» **WHAT TO PRODUCE**: Write each entry again exactly as shown, but without the images it holds.
+ + + + +
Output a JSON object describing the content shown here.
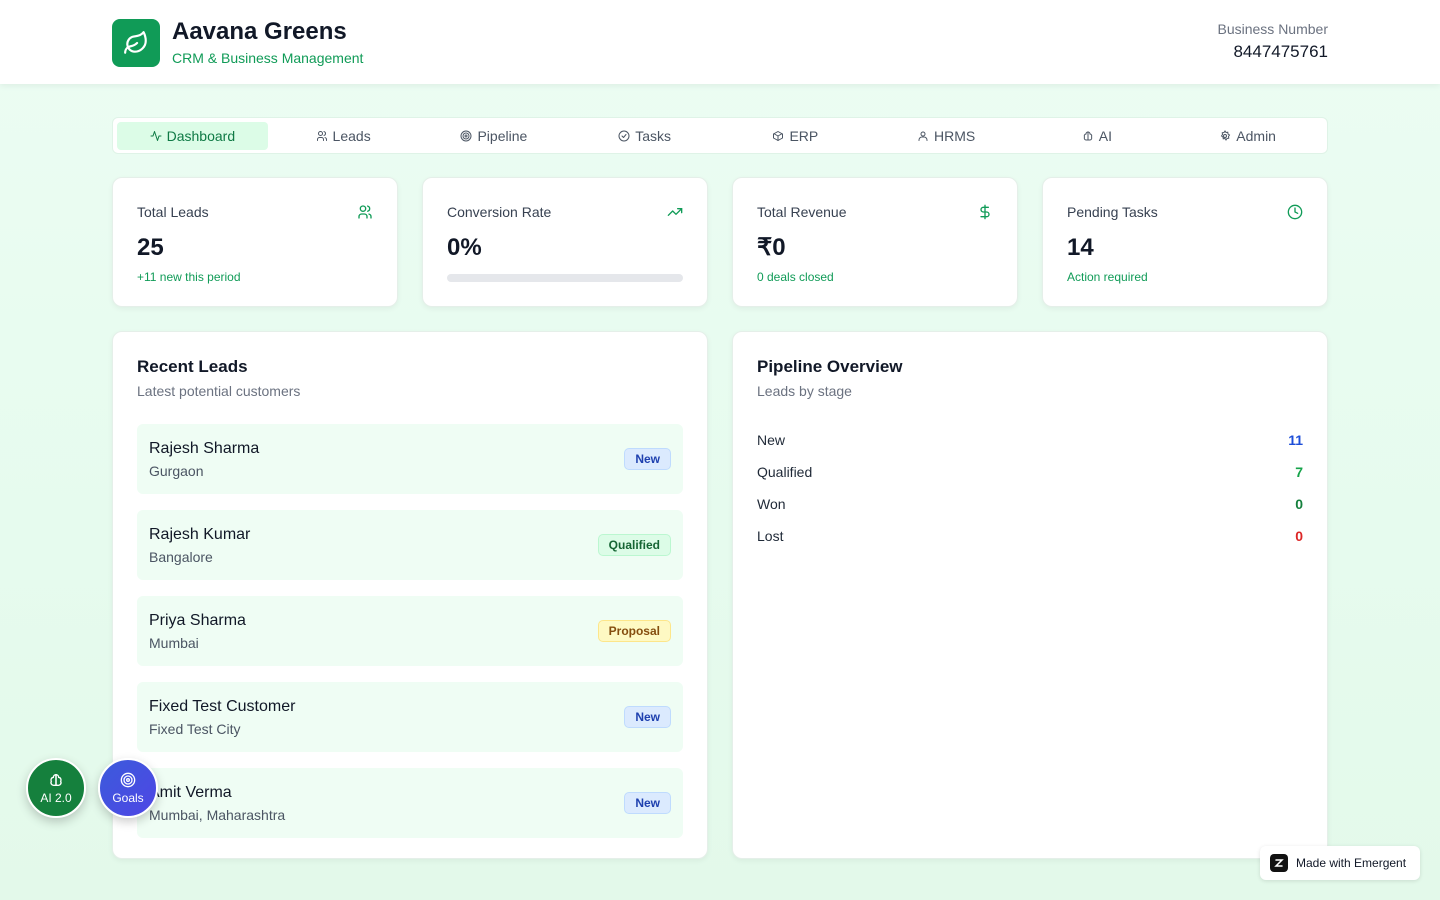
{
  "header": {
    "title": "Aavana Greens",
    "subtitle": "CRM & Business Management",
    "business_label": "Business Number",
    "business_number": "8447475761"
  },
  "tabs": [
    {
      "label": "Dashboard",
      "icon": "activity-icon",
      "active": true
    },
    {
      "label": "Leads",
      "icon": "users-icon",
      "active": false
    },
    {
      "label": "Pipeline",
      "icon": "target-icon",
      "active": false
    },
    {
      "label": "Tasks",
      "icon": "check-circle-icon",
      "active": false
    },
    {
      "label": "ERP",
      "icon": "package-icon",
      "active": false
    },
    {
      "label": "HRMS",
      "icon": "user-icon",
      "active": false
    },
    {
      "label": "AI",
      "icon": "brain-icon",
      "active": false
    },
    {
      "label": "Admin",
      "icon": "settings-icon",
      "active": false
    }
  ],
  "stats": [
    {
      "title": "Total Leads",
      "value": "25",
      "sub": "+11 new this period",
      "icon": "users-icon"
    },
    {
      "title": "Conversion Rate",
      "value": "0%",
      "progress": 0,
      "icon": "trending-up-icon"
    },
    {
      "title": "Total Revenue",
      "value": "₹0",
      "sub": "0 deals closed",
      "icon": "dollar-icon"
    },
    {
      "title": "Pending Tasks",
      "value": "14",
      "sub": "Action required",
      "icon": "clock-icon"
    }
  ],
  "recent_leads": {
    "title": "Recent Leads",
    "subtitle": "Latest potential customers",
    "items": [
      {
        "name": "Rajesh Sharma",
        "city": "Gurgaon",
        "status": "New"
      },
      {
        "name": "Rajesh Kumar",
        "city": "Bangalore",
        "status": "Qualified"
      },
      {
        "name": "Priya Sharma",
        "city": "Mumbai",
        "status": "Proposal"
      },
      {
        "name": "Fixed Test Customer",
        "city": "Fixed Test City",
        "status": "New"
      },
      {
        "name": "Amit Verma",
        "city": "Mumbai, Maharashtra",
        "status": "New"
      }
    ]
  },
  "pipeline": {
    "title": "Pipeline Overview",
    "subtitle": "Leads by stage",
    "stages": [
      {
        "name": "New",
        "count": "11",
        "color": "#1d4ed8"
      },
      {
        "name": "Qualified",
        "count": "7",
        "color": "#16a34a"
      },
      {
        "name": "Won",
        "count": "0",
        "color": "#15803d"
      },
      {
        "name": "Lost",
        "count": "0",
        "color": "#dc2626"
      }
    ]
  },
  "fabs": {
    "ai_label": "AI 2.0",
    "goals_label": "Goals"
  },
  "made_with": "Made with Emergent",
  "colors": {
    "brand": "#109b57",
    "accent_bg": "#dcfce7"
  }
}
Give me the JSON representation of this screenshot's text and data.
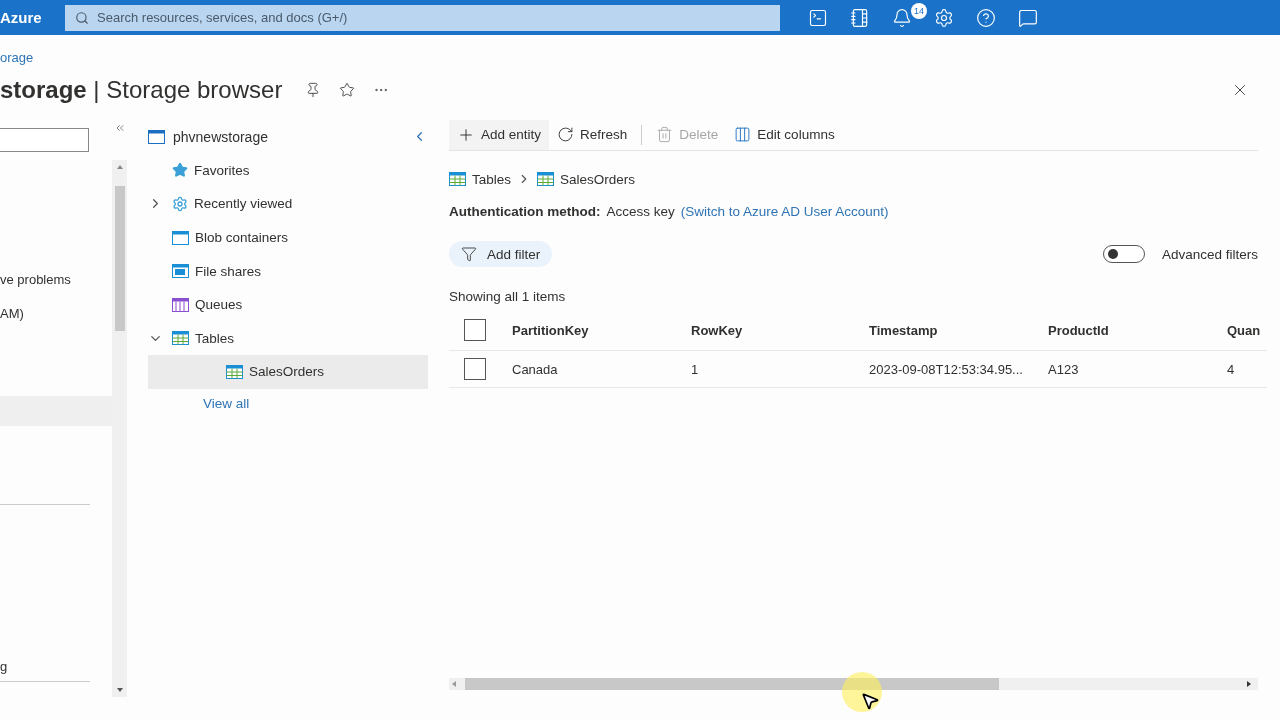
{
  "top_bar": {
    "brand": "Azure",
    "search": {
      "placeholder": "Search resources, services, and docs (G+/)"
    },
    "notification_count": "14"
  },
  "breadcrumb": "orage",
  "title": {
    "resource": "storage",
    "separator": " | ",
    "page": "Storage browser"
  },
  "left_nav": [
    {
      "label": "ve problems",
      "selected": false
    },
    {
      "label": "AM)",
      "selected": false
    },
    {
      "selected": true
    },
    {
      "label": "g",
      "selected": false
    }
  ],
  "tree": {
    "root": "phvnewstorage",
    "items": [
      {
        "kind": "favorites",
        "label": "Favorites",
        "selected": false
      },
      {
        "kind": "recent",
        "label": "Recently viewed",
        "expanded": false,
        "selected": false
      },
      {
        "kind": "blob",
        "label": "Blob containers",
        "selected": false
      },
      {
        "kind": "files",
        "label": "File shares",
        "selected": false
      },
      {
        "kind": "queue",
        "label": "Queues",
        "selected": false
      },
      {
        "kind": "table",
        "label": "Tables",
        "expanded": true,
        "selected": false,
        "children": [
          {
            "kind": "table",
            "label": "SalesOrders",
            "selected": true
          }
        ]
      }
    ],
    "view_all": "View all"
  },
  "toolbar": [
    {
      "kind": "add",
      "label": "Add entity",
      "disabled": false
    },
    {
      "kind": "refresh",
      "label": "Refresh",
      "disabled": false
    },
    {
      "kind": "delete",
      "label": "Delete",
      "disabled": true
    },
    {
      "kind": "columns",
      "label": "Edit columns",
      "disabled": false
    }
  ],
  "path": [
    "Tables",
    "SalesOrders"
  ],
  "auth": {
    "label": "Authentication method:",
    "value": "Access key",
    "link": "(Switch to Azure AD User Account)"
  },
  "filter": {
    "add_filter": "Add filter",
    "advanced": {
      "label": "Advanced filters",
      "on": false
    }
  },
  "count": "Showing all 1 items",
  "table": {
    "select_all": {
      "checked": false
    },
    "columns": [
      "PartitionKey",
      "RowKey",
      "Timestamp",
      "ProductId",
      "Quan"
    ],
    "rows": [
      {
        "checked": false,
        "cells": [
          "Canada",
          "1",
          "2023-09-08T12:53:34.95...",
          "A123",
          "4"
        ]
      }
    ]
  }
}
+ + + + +
» **RESPONSE AREA**:
Output a JSON object describing the content shown here.
{
  "header": {
    "title": "Aavana Greens",
    "subtitle": "CRM & Business Management",
    "business_label": "Business Number",
    "business_number": "8447475761"
  },
  "tabs": [
    {
      "label": "Dashboard",
      "icon": "activity-icon",
      "active": true
    },
    {
      "label": "Leads",
      "icon": "users-icon",
      "active": false
    },
    {
      "label": "Pipeline",
      "icon": "target-icon",
      "active": false
    },
    {
      "label": "Tasks",
      "icon": "check-circle-icon",
      "active": false
    },
    {
      "label": "ERP",
      "icon": "package-icon",
      "active": false
    },
    {
      "label": "HRMS",
      "icon": "user-icon",
      "active": false
    },
    {
      "label": "AI",
      "icon": "brain-icon",
      "active": false
    },
    {
      "label": "Admin",
      "icon": "settings-icon",
      "active": false
    }
  ],
  "stats": [
    {
      "title": "Total Leads",
      "value": "25",
      "sub": "+11 new this period",
      "icon": "users-icon"
    },
    {
      "title": "Conversion Rate",
      "value": "0%",
      "progress": 0,
      "icon": "trending-up-icon"
    },
    {
      "title": "Total Revenue",
      "value": "₹0",
      "sub": "0 deals closed",
      "icon": "dollar-icon"
    },
    {
      "title": "Pending Tasks",
      "value": "14",
      "sub": "Action required",
      "icon": "clock-icon"
    }
  ],
  "recent_leads": {
    "title": "Recent Leads",
    "subtitle": "Latest potential customers",
    "items": [
      {
        "name": "Rajesh Sharma",
        "city": "Gurgaon",
        "status": "New"
      },
      {
        "name": "Rajesh Kumar",
        "city": "Bangalore",
        "status": "Qualified"
      },
      {
        "name": "Priya Sharma",
        "city": "Mumbai",
        "status": "Proposal"
      },
      {
        "name": "Fixed Test Customer",
        "city": "Fixed Test City",
        "status": "New"
      },
      {
        "name": "Amit Verma",
        "city": "Mumbai, Maharashtra",
        "status": "New"
      }
    ]
  },
  "pipeline": {
    "title": "Pipeline Overview",
    "subtitle": "Leads by stage",
    "stages": [
      {
        "name": "New",
        "count": "11",
        "color": "#1d4ed8"
      },
      {
        "name": "Qualified",
        "count": "7",
        "color": "#16a34a"
      },
      {
        "name": "Won",
        "count": "0",
        "color": "#15803d"
      },
      {
        "name": "Lost",
        "count": "0",
        "color": "#dc2626"
      }
    ]
  },
  "fabs": {
    "ai_label": "AI 2.0",
    "goals_label": "Goals"
  },
  "made_with": "Made with Emergent",
  "colors": {
    "brand": "#109b57",
    "accent_bg": "#dcfce7"
  }
}
Give me the JSON representation of this screenshot's text and data.
{
  "top_bar": {
    "brand": "Azure",
    "search": {
      "placeholder": "Search resources, services, and docs (G+/)"
    },
    "notification_count": "14"
  },
  "breadcrumb": "orage",
  "title": {
    "resource": "storage",
    "separator": " | ",
    "page": "Storage browser"
  },
  "left_nav": [
    {
      "label": "ve problems",
      "selected": false
    },
    {
      "label": "AM)",
      "selected": false
    },
    {
      "selected": true
    },
    {
      "label": "g",
      "selected": false
    }
  ],
  "tree": {
    "root": "phvnewstorage",
    "items": [
      {
        "kind": "favorites",
        "label": "Favorites",
        "selected": false
      },
      {
        "kind": "recent",
        "label": "Recently viewed",
        "expanded": false,
        "selected": false
      },
      {
        "kind": "blob",
        "label": "Blob containers",
        "selected": false
      },
      {
        "kind": "files",
        "label": "File shares",
        "selected": false
      },
      {
        "kind": "queue",
        "label": "Queues",
        "selected": false
      },
      {
        "kind": "table",
        "label": "Tables",
        "expanded": true,
        "selected": false,
        "children": [
          {
            "kind": "table",
            "label": "SalesOrders",
            "selected": true
          }
        ]
      }
    ],
    "view_all": "View all"
  },
  "toolbar": [
    {
      "kind": "add",
      "label": "Add entity",
      "disabled": false
    },
    {
      "kind": "refresh",
      "label": "Refresh",
      "disabled": false
    },
    {
      "kind": "delete",
      "label": "Delete",
      "disabled": true
    },
    {
      "kind": "columns",
      "label": "Edit columns",
      "disabled": false
    }
  ],
  "path": [
    "Tables",
    "SalesOrders"
  ],
  "auth": {
    "label": "Authentication method:",
    "value": "Access key",
    "link": "(Switch to Azure AD User Account)"
  },
  "filter": {
    "add_filter": "Add filter",
    "advanced": {
      "label": "Advanced filters",
      "on": false
    }
  },
  "count": "Showing all 1 items",
  "table": {
    "select_all": {
      "checked": false
    },
    "columns": [
      "PartitionKey",
      "RowKey",
      "Timestamp",
      "ProductId",
      "Quan"
    ],
    "rows": [
      {
        "checked": false,
        "cells": [
          "Canada",
          "1",
          "2023-09-08T12:53:34.95...",
          "A123",
          "4"
        ]
      }
    ]
  }
}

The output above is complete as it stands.